1) Do not write the entire program in one module. Nothing can be done with your program then. Break it up into smaller sub modules.

2) Use a standard naming conventions for your variables like the Hungarian Notation! 

What is the Hungarian Notation? Well, it is a naming convention that prefixes certain letters before the given names of variables so that there type is recognisable instantly when the variable is discovered 5 years later, in the program. This is mainly used in languages where variables do not have any types, so there purpose is not easily decipherable. But this is also extended to better constructed languages too.

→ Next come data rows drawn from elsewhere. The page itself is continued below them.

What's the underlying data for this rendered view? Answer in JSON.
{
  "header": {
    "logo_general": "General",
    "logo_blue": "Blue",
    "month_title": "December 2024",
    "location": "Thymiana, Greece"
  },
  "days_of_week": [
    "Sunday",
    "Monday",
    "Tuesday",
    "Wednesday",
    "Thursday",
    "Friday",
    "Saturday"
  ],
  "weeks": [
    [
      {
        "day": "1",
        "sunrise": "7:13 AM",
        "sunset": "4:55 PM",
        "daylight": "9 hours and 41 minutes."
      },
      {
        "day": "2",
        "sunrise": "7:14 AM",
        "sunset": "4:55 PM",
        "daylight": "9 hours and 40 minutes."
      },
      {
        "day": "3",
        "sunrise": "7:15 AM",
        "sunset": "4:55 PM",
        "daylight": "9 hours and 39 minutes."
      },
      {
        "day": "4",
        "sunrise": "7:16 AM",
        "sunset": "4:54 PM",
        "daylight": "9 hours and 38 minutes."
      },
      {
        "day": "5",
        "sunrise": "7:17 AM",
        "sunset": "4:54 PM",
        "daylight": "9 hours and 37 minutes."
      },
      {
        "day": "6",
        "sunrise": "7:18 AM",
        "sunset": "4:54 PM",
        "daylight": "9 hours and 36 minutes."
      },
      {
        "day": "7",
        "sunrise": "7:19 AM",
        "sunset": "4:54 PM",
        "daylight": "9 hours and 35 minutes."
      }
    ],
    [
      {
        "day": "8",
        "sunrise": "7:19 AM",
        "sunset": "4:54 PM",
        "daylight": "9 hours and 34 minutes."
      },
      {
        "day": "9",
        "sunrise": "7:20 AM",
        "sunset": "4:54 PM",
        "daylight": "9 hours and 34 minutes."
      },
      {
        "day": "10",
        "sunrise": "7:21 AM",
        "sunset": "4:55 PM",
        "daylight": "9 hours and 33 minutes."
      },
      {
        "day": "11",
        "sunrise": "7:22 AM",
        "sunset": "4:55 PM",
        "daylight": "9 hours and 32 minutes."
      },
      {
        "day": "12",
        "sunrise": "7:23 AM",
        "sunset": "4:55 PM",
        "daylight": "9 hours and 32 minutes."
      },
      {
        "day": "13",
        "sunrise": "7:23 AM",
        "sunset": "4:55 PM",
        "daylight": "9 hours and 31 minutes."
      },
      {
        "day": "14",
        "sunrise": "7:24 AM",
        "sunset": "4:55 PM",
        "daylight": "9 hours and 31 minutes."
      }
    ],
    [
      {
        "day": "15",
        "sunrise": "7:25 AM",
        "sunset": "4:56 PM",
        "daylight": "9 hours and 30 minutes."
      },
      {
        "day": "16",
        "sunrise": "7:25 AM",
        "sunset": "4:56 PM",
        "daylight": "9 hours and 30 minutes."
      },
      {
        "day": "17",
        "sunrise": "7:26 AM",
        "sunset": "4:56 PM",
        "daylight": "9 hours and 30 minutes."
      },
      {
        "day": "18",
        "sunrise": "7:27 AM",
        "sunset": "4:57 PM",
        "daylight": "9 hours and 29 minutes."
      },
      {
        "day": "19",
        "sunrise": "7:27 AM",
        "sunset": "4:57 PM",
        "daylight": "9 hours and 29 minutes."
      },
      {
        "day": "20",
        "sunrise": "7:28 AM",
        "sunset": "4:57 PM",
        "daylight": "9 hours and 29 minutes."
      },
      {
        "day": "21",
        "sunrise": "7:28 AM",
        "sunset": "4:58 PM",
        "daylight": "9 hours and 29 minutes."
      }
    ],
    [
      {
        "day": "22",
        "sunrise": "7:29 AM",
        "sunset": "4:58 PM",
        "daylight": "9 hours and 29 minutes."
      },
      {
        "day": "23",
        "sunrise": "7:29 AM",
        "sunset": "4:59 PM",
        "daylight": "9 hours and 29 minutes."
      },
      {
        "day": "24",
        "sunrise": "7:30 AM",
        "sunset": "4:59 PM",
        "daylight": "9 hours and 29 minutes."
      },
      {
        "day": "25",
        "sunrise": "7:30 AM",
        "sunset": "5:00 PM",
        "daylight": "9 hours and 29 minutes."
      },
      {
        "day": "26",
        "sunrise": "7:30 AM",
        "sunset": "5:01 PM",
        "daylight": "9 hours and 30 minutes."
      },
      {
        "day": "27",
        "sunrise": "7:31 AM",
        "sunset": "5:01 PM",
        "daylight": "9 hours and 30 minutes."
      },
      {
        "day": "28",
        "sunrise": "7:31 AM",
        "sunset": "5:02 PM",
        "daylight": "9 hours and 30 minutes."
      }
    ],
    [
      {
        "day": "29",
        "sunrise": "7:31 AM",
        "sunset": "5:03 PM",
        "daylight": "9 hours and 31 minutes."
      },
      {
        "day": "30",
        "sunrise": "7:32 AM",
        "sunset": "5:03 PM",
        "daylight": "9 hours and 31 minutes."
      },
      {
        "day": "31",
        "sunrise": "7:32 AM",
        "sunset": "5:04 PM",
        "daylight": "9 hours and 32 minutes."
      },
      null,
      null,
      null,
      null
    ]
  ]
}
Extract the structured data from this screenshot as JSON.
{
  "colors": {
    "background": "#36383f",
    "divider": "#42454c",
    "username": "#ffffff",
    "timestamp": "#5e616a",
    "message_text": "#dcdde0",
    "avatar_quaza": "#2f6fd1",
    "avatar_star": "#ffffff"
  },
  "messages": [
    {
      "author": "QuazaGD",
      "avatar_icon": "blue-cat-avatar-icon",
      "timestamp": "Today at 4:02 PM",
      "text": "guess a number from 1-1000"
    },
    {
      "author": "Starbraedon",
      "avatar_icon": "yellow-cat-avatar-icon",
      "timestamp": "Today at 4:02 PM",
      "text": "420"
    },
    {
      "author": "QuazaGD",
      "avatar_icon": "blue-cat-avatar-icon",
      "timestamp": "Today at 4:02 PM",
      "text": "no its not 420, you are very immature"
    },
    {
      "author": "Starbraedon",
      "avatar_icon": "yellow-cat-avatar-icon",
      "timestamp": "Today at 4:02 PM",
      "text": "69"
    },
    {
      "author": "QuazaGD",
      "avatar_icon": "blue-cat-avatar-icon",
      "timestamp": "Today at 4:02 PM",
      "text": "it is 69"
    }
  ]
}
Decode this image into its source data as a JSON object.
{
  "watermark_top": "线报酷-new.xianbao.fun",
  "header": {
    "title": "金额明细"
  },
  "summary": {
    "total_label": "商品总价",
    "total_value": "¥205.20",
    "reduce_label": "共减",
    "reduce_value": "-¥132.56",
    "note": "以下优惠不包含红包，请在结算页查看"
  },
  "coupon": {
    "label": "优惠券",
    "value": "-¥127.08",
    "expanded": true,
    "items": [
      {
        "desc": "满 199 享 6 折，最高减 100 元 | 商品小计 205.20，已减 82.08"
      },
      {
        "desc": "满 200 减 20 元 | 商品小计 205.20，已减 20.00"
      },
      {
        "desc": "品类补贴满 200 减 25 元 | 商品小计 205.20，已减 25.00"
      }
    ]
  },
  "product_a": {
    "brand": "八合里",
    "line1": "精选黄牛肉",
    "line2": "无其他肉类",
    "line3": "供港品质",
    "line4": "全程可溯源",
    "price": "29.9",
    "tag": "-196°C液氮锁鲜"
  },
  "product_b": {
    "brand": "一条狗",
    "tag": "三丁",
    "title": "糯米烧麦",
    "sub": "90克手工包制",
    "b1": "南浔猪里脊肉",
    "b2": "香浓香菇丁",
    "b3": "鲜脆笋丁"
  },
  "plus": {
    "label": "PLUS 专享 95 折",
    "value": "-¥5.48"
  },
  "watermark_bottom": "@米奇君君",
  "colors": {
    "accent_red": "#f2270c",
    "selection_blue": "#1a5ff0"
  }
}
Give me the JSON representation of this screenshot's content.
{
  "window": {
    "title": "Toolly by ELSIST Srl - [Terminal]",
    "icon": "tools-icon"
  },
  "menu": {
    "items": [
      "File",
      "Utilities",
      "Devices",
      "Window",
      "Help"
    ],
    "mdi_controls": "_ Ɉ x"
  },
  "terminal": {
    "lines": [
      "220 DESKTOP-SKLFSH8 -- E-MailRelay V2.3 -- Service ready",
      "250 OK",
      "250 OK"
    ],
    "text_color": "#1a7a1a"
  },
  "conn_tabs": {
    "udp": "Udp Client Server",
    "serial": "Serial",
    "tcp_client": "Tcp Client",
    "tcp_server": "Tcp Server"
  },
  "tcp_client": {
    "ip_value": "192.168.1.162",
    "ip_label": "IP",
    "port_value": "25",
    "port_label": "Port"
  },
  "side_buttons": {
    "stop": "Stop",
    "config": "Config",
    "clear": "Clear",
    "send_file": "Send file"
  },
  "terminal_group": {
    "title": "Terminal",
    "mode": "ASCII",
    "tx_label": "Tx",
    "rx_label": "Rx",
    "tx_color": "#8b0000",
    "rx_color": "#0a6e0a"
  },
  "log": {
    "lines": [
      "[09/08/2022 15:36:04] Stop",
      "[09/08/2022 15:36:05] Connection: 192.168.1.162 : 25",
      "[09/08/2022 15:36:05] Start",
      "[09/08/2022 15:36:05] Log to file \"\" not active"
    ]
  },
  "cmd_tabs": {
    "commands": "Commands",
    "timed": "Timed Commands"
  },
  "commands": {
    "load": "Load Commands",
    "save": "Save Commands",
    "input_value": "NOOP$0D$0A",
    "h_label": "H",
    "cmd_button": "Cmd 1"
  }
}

"The term Hungarian notation is memorable for many people because the strings of unpronounceable consonants vaguely resemble the consonant-rich orthography of some Eastern European languages despite the fact that Hungarian is a Finno-Ugric language, and unlike Slavic languages is rather rich in vowels."


This is no doubt to prevent people like Sarbartha from using variables like

int tag1,tag2,tag3,flag1,flag2,flag3;

Such usage may cause healthy,wealthy and wise guys like me go goofy in no time.

But look at what the Hungarian notation can do to a simple piece of code:


If Sarbarthian notation makes a piece of code incomprehensible, the Hungarian notation may make a code prohibitive.

1 comment:

  1. Sarbarthian notation is much better that Hungarian notation... :P

    Hungarian Notation: strcpy(arrptrvertexTemp[iCntTemp]->strNNP,arrstrNoun[iIndex2][0]);

    Sarbarthian Notation: strcpy( tmp[i]->nnp,anu[i2][0]);

    Now tell which one is better... :P ... :D